- Henry David Thoreau
One thing that we all must accept in the world of horses, is the inevitable disappointment that occurs - sometimes over and over. It wouldn't be a journey if there weren't highs and lows, and this is something that I know - but it doesn't make it any easier to accept when it happens.
Regardless, we trudge on. We take the blows, whether emotional or physical, get back on, and press forward towards the goal. There are days I wonder why I strive SO hard to make things happen when I feel like they never will. But I have yet to give up, and have no plans of doing so.
I'm starting to get a little superstitious. Which is funny, because I have always been the least superstitious person in the world. I mocked my husband when he told me stories about baseball players wearing dirty cups (EW!) because they felt if they washed it, they would have a bad game. The only quirk I've ever indulged in is the occasional knocking on wood, and I swear - it's only been when discussing something horse-related. But I digress. I swear, every time I try to go to a show with the group, something happens.
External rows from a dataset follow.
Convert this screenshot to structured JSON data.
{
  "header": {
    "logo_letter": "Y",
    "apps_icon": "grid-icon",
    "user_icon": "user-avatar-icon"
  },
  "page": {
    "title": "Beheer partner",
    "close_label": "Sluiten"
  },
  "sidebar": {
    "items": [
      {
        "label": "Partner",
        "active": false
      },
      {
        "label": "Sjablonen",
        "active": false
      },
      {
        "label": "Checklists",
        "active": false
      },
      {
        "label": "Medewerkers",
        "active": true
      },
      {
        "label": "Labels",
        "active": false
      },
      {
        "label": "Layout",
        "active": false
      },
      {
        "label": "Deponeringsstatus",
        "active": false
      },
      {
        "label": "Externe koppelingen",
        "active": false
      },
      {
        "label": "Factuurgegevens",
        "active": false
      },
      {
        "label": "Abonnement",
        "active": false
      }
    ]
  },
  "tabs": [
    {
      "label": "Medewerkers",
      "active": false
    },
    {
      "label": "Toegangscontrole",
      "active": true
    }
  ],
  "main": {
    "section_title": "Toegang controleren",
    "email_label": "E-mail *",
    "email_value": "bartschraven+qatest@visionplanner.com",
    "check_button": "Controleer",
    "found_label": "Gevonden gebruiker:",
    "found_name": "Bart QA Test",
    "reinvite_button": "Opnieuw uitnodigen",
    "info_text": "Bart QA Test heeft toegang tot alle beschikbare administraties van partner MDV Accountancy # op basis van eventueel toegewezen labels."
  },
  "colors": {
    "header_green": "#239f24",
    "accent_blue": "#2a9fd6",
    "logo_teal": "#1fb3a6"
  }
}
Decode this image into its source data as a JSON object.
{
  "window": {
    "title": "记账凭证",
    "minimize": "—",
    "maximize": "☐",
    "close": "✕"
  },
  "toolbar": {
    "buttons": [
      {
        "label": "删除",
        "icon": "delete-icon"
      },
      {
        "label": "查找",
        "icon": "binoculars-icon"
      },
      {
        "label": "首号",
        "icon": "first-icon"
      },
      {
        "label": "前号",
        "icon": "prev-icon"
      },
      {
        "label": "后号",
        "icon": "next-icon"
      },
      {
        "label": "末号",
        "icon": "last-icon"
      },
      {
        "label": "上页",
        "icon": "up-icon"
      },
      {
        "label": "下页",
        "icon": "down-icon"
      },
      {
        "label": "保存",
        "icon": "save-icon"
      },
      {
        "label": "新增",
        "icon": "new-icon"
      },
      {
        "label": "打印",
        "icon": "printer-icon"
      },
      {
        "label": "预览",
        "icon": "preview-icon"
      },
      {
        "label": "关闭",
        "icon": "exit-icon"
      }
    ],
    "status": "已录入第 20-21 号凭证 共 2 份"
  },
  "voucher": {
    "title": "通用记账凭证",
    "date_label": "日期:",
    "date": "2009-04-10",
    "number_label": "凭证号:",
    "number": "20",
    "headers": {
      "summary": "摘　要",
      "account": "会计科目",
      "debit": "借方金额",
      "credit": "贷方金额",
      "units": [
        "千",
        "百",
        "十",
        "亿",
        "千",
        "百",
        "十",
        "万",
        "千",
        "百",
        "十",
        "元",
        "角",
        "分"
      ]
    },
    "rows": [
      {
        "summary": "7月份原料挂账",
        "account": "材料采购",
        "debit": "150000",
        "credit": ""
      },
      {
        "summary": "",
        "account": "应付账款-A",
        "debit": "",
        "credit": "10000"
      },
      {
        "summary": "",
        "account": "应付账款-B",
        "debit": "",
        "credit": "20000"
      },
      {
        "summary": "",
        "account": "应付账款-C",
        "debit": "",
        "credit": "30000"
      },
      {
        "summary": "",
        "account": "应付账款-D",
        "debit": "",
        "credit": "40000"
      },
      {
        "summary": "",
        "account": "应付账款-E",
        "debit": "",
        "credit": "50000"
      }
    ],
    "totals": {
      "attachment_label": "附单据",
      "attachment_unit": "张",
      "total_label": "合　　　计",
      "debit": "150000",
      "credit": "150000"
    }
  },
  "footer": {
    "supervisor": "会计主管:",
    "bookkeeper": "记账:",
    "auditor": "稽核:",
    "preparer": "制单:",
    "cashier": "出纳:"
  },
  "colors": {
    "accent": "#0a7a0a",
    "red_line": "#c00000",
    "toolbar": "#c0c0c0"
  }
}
A piece of wire is impaled in a frog, a shoe is thrown, the horse is "off", the trailer broken...it seems like something always happens. The only plan I have been able to sucessfully stick to was the jumper show I went to on my own.
So, I came back from a hack last night to discover a lost shoe - the day before my lesson, and two days before the next jumper show. I have one of the best farriers in the greater Charlotte area, but the downside to that is that he is never sitting around twiddling his thumbs, ready at a moment's notice to tack a shoe back on...so at the moment, we are in limbo of whether it will be replaced in time to be ready for a show. Disappointment strikes. I stomp my feet, utter a few expletives, and slap the headphones on with some head-banging music to fend off the storm inside of me. Go to bed, wake up, and have regained my sense of perspective. I'll be the first one to admit, I'm just as human (a.k.a. immature, impatient....) as the next guy. I won't even pretend to take it in stride every time, because it's the furthest thing from the truth. Thankfully, I am progressively challenging myself to take it a little better each time.
In other news, I was cleared to start riding again about a week ago. The concussion symptoms have all subsided, minus a few brain fart moments like losing my debit card and phone...It took a few days to get my general stamina in the saddle back, but it has mostly returned, and we have been back to our original schedule.
The fear tried creeping up on one ride. I felt that old familiar pang, as I was working through a classic red-headed herdbound mare moment on a conditioning ride. She threw a pretty decent-sized temper tantrum when her boyfriend left her in the dust on a hack. I let them go on ahead and chose to work on the issue instead of having them babysit me. Big mistake. Mare fit ensued, complete with planting, spinning, a little rear - and for the first time in I can't remember when, the old thought of "maybe I should get off...." crossed my mind. As quickly as it came, I dismissed it, and finally managed to get through it and get back to the barn. Then came the inevitable disappointment at the return of the old "fear" symptoms. But you know what? I brushed my ego off and got right back on the next day, and finished one of our best jump schools to date.
I guess I knew I hadn't built up some magical immunity, to where the fear might never return. This sport comes with risk, but the measure of our success isn't in the reward of ribbons and showing - it is in the everyday obstacles we overcome. For me, that obstacle is fear and confidence issues. And I am striving to continue succeeding in beating it, day by day. What I have found, in the last couple rides, is that I did get spooked. In all honesty, most people get a little shook up (no pun intended!) after a concussion. I think the biggest thing in my favor is the partnership I have built with my mare, and the huge bank of positive experiences in the past that I can rely on. I trust that horse, and I truly believe she is beginning to trust me as well. I am discovering that may be the most effective ingredient in the recipe for riding through the fear.